● **Provided material**:

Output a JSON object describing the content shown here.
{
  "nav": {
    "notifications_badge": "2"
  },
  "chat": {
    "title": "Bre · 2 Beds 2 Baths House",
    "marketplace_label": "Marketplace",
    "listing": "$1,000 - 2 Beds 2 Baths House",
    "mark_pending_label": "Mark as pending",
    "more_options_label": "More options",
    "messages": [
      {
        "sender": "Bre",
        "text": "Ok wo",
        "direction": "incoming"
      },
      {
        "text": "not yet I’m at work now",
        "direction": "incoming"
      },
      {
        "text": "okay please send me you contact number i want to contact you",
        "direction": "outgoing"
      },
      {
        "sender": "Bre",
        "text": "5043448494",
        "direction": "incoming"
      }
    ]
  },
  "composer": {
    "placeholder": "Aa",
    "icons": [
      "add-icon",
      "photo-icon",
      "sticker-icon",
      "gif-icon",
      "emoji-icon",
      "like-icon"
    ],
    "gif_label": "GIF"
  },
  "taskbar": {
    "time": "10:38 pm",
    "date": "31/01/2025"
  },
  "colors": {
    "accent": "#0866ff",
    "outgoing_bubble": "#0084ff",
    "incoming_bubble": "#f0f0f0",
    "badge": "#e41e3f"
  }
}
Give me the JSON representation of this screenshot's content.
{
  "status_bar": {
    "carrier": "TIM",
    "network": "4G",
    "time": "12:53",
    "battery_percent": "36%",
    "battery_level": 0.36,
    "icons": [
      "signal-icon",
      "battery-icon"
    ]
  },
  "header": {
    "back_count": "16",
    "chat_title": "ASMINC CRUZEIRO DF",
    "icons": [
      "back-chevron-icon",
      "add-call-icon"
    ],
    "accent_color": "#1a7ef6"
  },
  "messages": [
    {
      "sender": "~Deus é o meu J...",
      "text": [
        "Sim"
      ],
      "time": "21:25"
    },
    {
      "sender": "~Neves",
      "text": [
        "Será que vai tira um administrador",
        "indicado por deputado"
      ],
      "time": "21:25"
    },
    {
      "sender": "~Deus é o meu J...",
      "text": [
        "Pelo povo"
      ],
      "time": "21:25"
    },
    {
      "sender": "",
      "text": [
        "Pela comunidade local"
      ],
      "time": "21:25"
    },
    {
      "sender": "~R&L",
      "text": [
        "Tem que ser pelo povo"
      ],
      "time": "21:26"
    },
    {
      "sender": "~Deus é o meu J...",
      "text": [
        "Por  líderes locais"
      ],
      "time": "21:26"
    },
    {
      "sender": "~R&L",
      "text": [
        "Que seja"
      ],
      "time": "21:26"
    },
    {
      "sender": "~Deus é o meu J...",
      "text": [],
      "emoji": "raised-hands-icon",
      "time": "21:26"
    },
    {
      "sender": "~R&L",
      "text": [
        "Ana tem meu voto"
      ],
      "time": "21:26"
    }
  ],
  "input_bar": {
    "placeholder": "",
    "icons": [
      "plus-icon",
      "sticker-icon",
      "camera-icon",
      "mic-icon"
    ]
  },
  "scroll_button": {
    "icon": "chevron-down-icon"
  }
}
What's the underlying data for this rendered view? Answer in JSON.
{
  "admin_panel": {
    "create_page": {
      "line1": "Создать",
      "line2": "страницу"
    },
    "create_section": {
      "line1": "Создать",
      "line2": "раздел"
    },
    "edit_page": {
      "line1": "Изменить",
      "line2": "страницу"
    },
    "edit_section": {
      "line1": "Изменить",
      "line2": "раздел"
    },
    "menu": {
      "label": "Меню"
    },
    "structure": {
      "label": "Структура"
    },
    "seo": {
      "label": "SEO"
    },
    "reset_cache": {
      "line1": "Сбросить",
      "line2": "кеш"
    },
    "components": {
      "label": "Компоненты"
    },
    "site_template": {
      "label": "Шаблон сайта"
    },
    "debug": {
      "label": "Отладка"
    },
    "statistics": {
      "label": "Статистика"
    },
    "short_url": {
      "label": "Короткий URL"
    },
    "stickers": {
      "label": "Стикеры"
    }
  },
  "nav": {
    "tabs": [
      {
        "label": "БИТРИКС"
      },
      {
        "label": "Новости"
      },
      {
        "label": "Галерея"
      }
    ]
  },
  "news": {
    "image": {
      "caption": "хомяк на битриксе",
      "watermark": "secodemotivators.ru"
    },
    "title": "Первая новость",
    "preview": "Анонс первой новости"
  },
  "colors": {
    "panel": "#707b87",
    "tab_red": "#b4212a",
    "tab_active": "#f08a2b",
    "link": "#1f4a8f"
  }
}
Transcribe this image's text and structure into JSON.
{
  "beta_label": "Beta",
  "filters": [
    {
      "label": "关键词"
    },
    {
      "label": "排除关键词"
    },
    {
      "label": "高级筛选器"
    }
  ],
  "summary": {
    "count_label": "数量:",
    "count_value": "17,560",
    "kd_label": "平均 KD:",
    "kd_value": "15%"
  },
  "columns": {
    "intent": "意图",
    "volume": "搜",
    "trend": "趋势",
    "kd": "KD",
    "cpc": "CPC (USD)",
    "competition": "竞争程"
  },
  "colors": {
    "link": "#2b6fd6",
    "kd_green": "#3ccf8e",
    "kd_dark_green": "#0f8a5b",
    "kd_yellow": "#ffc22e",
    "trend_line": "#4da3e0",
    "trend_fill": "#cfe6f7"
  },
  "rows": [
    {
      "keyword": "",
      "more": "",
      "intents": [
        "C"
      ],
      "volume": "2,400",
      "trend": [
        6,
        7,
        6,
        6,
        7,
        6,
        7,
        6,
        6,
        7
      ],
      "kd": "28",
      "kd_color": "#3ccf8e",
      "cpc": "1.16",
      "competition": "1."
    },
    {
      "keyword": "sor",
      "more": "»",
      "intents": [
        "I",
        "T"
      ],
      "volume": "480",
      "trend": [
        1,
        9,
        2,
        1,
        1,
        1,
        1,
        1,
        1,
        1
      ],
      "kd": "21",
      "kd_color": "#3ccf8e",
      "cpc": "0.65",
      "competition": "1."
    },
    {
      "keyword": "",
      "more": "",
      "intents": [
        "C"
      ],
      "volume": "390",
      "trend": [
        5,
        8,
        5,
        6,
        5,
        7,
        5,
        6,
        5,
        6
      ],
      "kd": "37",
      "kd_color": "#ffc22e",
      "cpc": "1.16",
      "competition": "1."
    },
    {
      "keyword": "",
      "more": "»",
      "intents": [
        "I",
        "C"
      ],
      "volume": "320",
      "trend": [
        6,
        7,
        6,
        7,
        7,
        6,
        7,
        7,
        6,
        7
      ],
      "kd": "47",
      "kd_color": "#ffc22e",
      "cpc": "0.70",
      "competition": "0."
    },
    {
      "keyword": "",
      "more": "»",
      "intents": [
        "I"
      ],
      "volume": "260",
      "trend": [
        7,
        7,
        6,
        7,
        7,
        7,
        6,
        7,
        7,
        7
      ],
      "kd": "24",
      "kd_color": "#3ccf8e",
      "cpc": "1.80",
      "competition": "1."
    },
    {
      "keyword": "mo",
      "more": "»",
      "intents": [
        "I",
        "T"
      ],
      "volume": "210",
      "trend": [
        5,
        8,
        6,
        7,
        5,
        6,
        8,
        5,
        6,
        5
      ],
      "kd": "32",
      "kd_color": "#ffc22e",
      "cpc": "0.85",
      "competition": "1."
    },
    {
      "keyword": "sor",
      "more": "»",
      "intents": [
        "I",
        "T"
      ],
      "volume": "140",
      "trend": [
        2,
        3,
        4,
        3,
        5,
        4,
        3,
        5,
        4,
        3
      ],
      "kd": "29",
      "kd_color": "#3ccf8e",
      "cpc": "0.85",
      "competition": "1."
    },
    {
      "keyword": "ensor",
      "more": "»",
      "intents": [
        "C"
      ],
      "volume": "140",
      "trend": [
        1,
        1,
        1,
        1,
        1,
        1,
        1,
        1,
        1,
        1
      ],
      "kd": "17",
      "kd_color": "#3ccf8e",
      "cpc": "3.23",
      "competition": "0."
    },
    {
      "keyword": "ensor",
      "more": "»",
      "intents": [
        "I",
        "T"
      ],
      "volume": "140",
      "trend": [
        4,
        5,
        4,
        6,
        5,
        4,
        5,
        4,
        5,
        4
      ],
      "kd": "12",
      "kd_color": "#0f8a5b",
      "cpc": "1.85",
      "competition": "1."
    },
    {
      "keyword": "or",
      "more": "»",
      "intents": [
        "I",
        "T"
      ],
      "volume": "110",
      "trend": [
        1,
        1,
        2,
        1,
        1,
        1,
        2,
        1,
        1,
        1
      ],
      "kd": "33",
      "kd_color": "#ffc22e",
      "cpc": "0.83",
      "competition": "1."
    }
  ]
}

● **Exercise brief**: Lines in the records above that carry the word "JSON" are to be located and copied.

● **Result below**:
Output a JSON object describing the content shown here.
Give me the JSON representation of this screenshot's content.
What's the underlying data for this rendered view? Answer in JSON.
Transcribe this image's text and structure into JSON.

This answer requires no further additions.